Robyn Lending Halsten, MA, BC-DMT, LPC, DTRL is clinical director for Hancock Center for Dance/Movement Therapy in Madison, Wisconsin where she provides supervision, case consultation and oversight for programming at the center. Robyn has worked with people in all settings, from all walks of life, and specializes in the treatment of trauma. Her work takes her into rural settings where she provides psychoeduaction and therapy to people that carry dual diagnosis. She has completed level two of Sensorimotor Psychotherapy training and integrates that model into her work. Robyn co-authored a chapter in a book on working with children and trauma. She has traveled nationally and internationally presenting on her work and is grateful to her clients for being her best teachers.
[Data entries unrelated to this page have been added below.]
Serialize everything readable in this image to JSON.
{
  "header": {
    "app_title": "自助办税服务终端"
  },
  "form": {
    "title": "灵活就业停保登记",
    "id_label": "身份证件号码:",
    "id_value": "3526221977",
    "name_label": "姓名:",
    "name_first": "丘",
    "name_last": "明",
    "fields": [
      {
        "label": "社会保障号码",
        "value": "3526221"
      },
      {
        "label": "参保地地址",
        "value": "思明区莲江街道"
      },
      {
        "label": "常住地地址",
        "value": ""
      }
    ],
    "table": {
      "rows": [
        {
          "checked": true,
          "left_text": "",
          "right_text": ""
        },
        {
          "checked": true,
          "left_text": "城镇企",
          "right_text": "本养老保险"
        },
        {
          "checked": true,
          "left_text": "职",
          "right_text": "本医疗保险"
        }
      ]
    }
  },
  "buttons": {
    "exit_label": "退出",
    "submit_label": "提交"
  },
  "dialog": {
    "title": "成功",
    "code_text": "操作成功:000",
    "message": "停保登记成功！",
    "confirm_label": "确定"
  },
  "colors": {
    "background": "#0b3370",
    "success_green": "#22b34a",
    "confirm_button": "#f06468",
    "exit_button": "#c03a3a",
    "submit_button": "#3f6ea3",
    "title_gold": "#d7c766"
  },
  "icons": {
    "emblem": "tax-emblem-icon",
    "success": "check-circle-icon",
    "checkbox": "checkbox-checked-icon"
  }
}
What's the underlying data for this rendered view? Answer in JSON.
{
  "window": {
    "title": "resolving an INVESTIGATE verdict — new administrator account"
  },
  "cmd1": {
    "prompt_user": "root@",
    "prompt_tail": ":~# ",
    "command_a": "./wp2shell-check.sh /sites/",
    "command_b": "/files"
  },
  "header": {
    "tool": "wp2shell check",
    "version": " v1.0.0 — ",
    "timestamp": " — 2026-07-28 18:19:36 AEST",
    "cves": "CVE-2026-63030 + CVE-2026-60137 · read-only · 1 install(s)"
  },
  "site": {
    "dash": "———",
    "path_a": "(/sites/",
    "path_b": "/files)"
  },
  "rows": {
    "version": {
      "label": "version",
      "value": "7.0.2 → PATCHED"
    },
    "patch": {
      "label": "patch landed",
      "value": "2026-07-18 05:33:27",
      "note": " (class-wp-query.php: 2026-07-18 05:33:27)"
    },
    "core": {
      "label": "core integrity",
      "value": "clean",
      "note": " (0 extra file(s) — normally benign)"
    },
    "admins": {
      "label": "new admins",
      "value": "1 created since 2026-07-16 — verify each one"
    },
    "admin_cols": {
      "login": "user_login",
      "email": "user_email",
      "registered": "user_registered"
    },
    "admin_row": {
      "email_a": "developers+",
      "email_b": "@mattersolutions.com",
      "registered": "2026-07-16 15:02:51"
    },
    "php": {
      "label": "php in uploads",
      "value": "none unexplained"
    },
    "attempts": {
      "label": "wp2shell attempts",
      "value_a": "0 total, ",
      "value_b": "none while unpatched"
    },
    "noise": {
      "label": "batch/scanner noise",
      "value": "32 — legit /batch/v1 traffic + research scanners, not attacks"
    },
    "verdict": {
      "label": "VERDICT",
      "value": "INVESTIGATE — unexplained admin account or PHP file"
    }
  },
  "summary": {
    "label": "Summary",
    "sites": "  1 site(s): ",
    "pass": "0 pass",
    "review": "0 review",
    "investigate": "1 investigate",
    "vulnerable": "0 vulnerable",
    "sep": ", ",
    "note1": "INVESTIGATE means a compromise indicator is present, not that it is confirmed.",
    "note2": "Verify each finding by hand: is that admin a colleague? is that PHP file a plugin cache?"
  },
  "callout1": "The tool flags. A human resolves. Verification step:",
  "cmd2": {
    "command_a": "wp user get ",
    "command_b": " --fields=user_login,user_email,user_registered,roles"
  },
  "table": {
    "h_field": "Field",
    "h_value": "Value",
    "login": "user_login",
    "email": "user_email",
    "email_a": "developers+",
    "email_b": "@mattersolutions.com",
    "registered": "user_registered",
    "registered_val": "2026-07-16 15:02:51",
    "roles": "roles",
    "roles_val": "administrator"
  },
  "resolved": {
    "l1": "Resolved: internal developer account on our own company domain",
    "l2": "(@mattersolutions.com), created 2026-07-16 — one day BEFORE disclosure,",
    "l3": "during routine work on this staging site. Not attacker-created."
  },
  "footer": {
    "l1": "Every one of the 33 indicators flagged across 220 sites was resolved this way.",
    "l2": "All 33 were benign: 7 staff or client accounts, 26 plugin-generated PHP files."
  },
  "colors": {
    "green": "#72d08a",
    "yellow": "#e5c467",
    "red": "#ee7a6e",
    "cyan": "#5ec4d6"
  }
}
What happens to our grief when social support and validation is withheld? Disenfranchised grief is defined as grief that is not socially acknowledged, supported, or viewed as acceptable (Doka, 1989). This workshop will present research findings that describe the essence of the clinical experiences and presentation of disenfranchised grief in therapy from the lens of dance/movement therapists. Participants will have the opportunity to examine and embody the role of culture and societal expectations in the censorship of grief and mourning that is inherent within disenfranchised grief.

(Advanced Level; up to 25% Movement; NBCC CE hours; ADTA CE hours; NY LCAT CPE hours)

Objectives:

  1. Participants will develop an understanding of disenfranchised grief as a social phenomenon.
  2. Participants will learn the findings of a phenomenological study that examined dance/movement therapists’ clinical experience working with clients experiencing disenfranchised grief.
  3. Participants will gain an increased ability to recognize disenfranchised grief and potential manifestations that may be observed in clinical practice.

Katie M. Dominguez, MA, R-DMT, GL-CMA completed her master’s degree in Dance/Movement Therapy and Counseling at Columbia College Chicago. Her professional work currently involves adult inpatient and intensive outpatient psychiatric levels of care. She received her BA in Psychology from California State University, Long Beach. Her passion for research emerged while serving as a research assistant for the Rape Kit Notification Project with undergraduate professor, Dr. Courtney Ahrens, and the Joyful Heart Foundation. Katie remains steadfast in her desire to serve disenfranchised populations in addition to bridging existing research on nonverbal communication that substantiates dance/movement therapy.